Assessing the safety of hepatitis B vaccination during pregnancy in the Vaccine Adverse Event Reporting System (VAERS), 1990-2016.Vaccine. 2018 01 02; 36(1):50-54.V
The safety of hepatitis B vaccination during pregnancy has not been well studied.
We characterized adverse events (AEs) after hepatitis B vaccination of pregnant women reported to the Vaccine Adverse Event Reporting System (VAERS), a spontaneous reporting surveillance system.
We searched VAERS for AEs reports involving pregnant women who received hepatitis B vaccine from January 1, 1990-June 30, 2016. All reports and available medical records were reviewed by physicians. Observed AEs were compared to expected AEs and known rates of pregnancy outcomes to assess for any unexpected safety concern.

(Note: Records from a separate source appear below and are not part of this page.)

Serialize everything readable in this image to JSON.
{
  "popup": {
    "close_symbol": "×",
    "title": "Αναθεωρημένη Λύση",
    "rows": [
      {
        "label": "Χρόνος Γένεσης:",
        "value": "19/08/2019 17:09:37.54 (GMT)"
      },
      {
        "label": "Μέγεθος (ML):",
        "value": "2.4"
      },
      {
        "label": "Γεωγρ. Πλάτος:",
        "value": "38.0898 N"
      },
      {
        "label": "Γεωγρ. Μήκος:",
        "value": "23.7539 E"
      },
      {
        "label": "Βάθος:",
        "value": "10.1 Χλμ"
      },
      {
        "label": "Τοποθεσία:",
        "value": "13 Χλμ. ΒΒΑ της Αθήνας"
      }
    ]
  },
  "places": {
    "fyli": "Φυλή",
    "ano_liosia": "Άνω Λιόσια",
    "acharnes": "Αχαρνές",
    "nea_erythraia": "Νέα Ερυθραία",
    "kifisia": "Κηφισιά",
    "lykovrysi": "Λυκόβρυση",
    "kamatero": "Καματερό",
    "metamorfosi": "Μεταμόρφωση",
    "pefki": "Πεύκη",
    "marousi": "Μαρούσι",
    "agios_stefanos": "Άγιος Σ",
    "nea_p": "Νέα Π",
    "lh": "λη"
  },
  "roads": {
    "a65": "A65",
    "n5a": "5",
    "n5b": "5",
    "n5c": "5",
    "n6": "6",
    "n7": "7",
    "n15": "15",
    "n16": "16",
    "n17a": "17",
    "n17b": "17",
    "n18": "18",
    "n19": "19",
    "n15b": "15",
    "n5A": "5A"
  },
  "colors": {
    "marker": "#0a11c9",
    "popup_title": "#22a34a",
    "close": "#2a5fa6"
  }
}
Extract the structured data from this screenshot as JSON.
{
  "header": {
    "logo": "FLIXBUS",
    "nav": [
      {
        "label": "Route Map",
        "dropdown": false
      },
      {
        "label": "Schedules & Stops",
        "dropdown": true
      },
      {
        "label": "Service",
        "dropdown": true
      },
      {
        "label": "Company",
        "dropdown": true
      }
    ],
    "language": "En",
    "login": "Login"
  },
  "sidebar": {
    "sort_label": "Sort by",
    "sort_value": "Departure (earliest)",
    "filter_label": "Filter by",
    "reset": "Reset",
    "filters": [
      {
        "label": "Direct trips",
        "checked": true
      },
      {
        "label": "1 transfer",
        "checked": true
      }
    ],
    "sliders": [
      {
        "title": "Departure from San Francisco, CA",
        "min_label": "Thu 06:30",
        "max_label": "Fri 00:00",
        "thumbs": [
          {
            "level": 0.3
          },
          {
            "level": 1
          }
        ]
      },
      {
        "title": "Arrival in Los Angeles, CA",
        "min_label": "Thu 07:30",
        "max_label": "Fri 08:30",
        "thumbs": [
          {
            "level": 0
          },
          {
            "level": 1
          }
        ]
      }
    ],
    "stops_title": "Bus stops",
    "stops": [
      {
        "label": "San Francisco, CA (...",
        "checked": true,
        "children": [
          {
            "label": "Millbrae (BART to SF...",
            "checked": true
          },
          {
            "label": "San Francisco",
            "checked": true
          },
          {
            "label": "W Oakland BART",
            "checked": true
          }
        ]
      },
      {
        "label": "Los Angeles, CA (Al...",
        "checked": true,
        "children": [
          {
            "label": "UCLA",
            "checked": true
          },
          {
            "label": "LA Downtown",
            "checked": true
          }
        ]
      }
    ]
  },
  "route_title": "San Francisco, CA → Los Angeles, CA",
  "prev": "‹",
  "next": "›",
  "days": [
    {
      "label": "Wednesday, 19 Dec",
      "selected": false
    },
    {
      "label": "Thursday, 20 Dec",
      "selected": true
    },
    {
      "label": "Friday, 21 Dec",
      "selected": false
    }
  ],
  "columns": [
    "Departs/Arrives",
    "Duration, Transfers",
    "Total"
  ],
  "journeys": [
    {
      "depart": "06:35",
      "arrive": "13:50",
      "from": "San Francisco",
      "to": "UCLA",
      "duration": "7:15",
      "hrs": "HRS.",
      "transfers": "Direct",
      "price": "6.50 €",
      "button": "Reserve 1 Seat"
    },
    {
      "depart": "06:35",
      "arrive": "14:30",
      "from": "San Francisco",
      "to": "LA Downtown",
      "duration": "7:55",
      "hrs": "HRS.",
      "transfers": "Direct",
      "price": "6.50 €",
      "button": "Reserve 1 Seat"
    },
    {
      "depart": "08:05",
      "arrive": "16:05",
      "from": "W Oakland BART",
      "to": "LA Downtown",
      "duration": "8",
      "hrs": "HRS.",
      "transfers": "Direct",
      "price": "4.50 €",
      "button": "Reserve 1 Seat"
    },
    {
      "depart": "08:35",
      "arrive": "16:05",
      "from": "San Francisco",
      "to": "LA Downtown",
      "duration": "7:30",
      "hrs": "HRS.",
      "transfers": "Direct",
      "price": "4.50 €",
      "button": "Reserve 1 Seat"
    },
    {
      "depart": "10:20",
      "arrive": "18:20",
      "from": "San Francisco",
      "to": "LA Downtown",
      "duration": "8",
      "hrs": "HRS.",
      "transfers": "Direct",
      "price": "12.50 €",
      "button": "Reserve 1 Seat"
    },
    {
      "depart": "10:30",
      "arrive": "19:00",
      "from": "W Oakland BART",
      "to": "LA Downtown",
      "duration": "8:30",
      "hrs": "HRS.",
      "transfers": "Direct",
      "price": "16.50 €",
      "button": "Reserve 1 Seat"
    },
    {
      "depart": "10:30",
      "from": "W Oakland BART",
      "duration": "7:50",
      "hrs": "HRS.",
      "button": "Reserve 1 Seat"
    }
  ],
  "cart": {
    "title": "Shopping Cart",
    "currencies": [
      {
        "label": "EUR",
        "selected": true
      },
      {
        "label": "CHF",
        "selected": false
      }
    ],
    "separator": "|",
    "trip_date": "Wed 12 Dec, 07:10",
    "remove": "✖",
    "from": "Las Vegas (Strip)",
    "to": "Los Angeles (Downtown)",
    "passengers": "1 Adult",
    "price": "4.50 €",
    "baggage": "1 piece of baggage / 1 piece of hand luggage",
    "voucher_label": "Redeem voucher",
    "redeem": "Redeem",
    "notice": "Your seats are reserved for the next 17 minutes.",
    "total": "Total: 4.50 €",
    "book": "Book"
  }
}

We found 192 reports involving pregnant women following hepatitis B vaccination of which 110 (57.3%) described AEs; 12 (6.3%) were classified as serious; one newborn death was identified in a severely premature delivery, and there were no maternal deaths. Eighty-two (42.7%) reports did not describe any AEs. Among pregnancies for which gestational age was reported, most women were vaccinated during the first trimester, 86/115 (74.7%). Among reports describing an AE, the most common pregnancy-specific outcomes included spontaneous abortion in 23 reports, preterm delivery in 7 reports, and elective termination in 5 reports. The most common non-pregnancy specific outcomes were general disorders and administration site conditions, such as injection site and systemic reactions, in 21 reports. Among 22 reports describing an AE among infants born to women vaccinated during pregnancy, 5 described major birth defects each affecting different organ systems.
Our analysis of VAERS reports involving hepatitis B vaccination during pregnancy did not identify any new or unexpected safety concerns.